*WHAT YOU ARE ASKED TO DO:*
Every line of the material must be given again verbatim. Skip the images.

◇ ◇ ◇ ◇ ◇ ◇ ◇

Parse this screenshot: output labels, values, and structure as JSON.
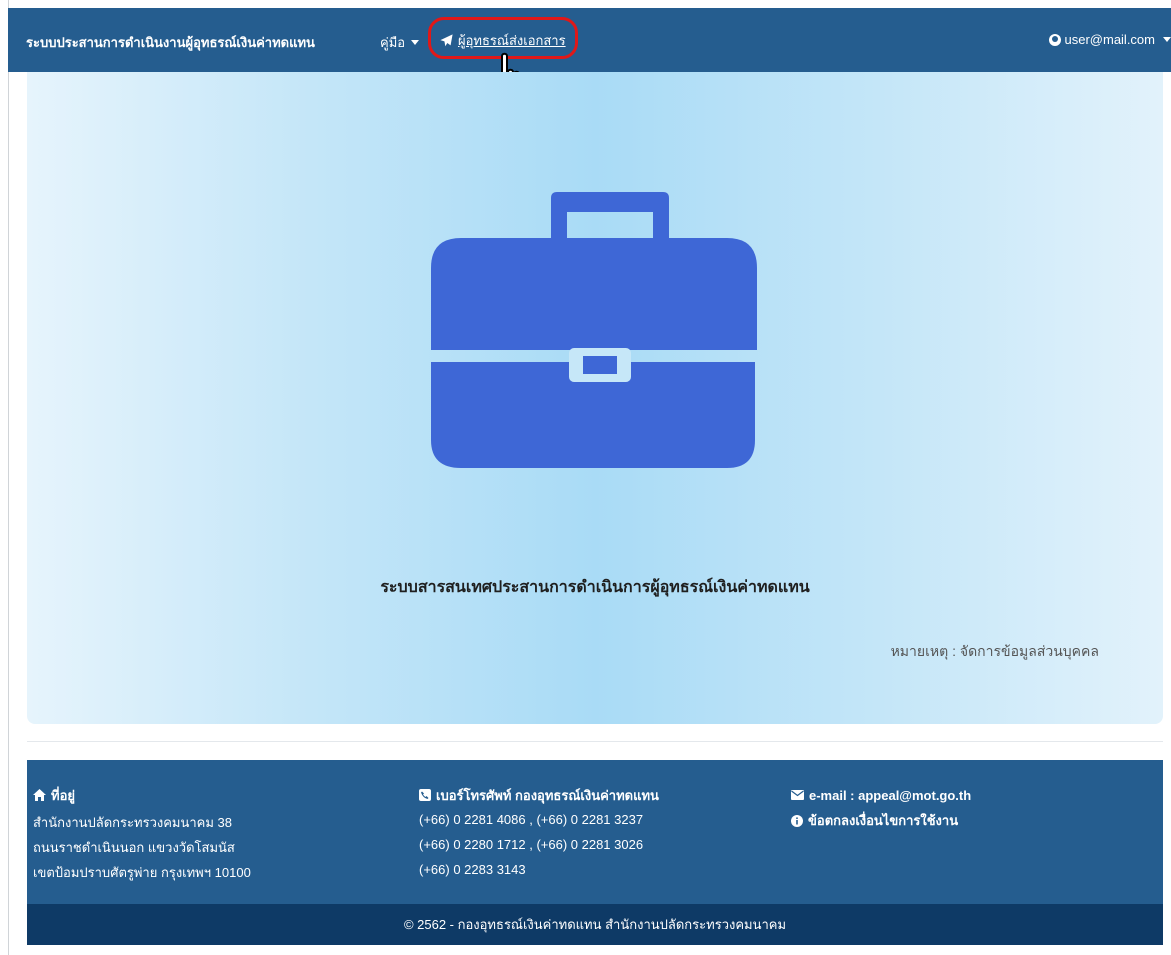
{
  "navbar": {
    "brand": "ระบบประสานการดำเนินงานผู้อุทธรณ์เงินค่าทดแทน",
    "manual": "คู่มือ",
    "send_docs": "ผู้อุทธรณ์ส่งเอกสาร",
    "user": "user@mail.com"
  },
  "hero": {
    "icon": "briefcase-icon",
    "title": "ระบบสารสนเทศประสานการดำเนินการผู้อุทธรณ์เงินค่าทดแทน",
    "note": "หมายเหตุ : จัดการข้อมูลส่วนบุคคล"
  },
  "footer": {
    "address_title": "ที่อยู่",
    "address_lines": [
      "สำนักงานปลัดกระทรวงคมนาคม 38",
      "ถนนราชดำเนินนอก แขวงวัดโสมนัส",
      "เขตป้อมปราบศัตรูพ่าย กรุงเทพฯ 10100"
    ],
    "phone_title": "เบอร์โทรศัพท์ กองอุทธรณ์เงินค่าทดแทน",
    "phone_lines": [
      "(+66) 0 2281 4086 , (+66) 0 2281 3237",
      "(+66) 0 2280 1712 , (+66) 0 2281 3026",
      "(+66) 0 2283 3143"
    ],
    "email": "e-mail : appeal@mot.go.th",
    "terms": "ข้อตกลงเงื่อนไขการใช้งาน",
    "copyright": "© 2562 - กองอุทธรณ์เงินค่าทดแทน สำนักงานปลัดกระทรวงคมนาคม"
  },
  "colors": {
    "navbar": "#255d8f",
    "footer_bottom": "#0e3a66",
    "briefcase": "#3e67d6",
    "highlight": "#e01818"
  }
}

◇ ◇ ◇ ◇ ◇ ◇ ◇

*RESULT OF THIS TASK:*
Parse this screenshot: output labels, values, and structure as JSON.
{
  "navbar": {
    "brand": "ระบบประสานการดำเนินงานผู้อุทธรณ์เงินค่าทดแทน",
    "manual": "คู่มือ",
    "send_docs": "ผู้อุทธรณ์ส่งเอกสาร",
    "user": "user@mail.com"
  },
  "hero": {
    "icon": "briefcase-icon",
    "title": "ระบบสารสนเทศประสานการดำเนินการผู้อุทธรณ์เงินค่าทดแทน",
    "note": "หมายเหตุ : จัดการข้อมูลส่วนบุคคล"
  },
  "footer": {
    "address_title": "ที่อยู่",
    "address_lines": [
      "สำนักงานปลัดกระทรวงคมนาคม 38",
      "ถนนราชดำเนินนอก แขวงวัดโสมนัส",
      "เขตป้อมปราบศัตรูพ่าย กรุงเทพฯ 10100"
    ],
    "phone_title": "เบอร์โทรศัพท์ กองอุทธรณ์เงินค่าทดแทน",
    "phone_lines": [
      "(+66) 0 2281 4086 , (+66) 0 2281 3237",
      "(+66) 0 2280 1712 , (+66) 0 2281 3026",
      "(+66) 0 2283 3143"
    ],
    "email": "e-mail : appeal@mot.go.th",
    "terms": "ข้อตกลงเงื่อนไขการใช้งาน",
    "copyright": "© 2562 - กองอุทธรณ์เงินค่าทดแทน สำนักงานปลัดกระทรวงคมนาคม"
  },
  "colors": {
    "navbar": "#255d8f",
    "footer_bottom": "#0e3a66",
    "briefcase": "#3e67d6",
    "highlight": "#e01818"
  }
}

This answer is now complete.